A union actor would bring some additional paperwork and maybe some additional hassle so, I said no. Additionally, I heard that they may not seem as prepared as I thought they would be. The co-producer wanted to pull funding and cancel the production. To be fair, I told him that I should at least meet them and see how they were doing. So the next day, I showed up at the casting location, and not one person from the production company was there. Actors were waiting, and I did not find that appealing. This was a short, and while it was not too much money, a lot of people were donating their time. The least the production company could do was show up on time. Other actors that we wanted to audition were not contacted. As the afternoon went on, I started realizing that the company was not ready. I asked questions to gauge their readiness. Some of their answers were questionable, and towards the end of the day, I decided to cancel the production.
The work they had done was very good, I just felt that they were not as prepared as I would have liked them to be (after my second short being phenomenal, my standards were pretty high). I talked to my co-producer and we decided it was best to cancel the project. I felt uneasy about doing it, but it was best for everyone involved.
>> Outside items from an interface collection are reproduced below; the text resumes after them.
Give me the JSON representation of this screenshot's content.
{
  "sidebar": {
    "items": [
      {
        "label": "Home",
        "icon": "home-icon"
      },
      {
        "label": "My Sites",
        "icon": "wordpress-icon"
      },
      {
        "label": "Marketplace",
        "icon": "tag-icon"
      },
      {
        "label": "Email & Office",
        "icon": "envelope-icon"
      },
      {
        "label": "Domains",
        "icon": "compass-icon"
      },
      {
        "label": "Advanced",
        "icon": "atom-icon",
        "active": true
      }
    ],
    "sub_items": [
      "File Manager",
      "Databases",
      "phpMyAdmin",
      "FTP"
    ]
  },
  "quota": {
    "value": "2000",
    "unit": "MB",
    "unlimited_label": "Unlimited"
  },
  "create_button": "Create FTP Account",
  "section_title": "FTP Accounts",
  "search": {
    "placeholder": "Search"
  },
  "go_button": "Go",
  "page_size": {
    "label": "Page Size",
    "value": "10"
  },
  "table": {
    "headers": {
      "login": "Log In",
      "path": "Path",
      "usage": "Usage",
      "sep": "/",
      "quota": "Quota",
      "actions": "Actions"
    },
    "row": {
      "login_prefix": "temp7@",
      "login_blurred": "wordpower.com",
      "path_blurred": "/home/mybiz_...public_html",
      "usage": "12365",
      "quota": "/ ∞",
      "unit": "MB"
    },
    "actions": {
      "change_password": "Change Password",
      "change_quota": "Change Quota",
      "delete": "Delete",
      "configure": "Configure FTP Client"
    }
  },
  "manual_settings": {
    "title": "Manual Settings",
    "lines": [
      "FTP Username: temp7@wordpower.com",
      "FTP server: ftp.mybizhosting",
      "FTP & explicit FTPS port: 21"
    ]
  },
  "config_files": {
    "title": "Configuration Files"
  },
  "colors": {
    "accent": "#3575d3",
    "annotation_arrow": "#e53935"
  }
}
That is something else that many “Cs and Es” forget. The decisions they make need to be the best possible ones for everyone. Not the best for their company stock, not the best for them, not the best for their ego, not even the best for their clients. They need to make the best decisions for everyone. This is the main reason that “Cs and Es” are paid their outrageous salaries and stock options. They are responsible not just to their clients, but also the employees who work under their direction.
Today, a lot of “Cs and Es” forget about what they are responsible for. With my engineering gig, I saw a lot of management styles where the people at the top forget what they were responsible for and slowly started driving the company into the ground. I just thought, hey let me do the opposite.
When I was asked to executive produce, I knew I had some power, but I also knew that I would never abuse it. I also knew exactly what I responsible for. In making a short, I was not just responsible for the end viewer, but also to the cast and crew to make sure that everyone was safe and doing their absolute best work. A few times on the set, I had a production assistant or two that needed help doing their jobs. So, I helped them figure out what they were doing. Production assistants are not lowest on the set, they are extremely valuable in doing a lot of the work that other people can not focus on. Because I choose to exercise balanced control, everyone that I have been able to work with backs my decisions and wants to work with me again.
As a “C or E” the best compliment you can get is not money or a great film, but having an army ready to back your decisions and most importantly work with or in some cases for you again.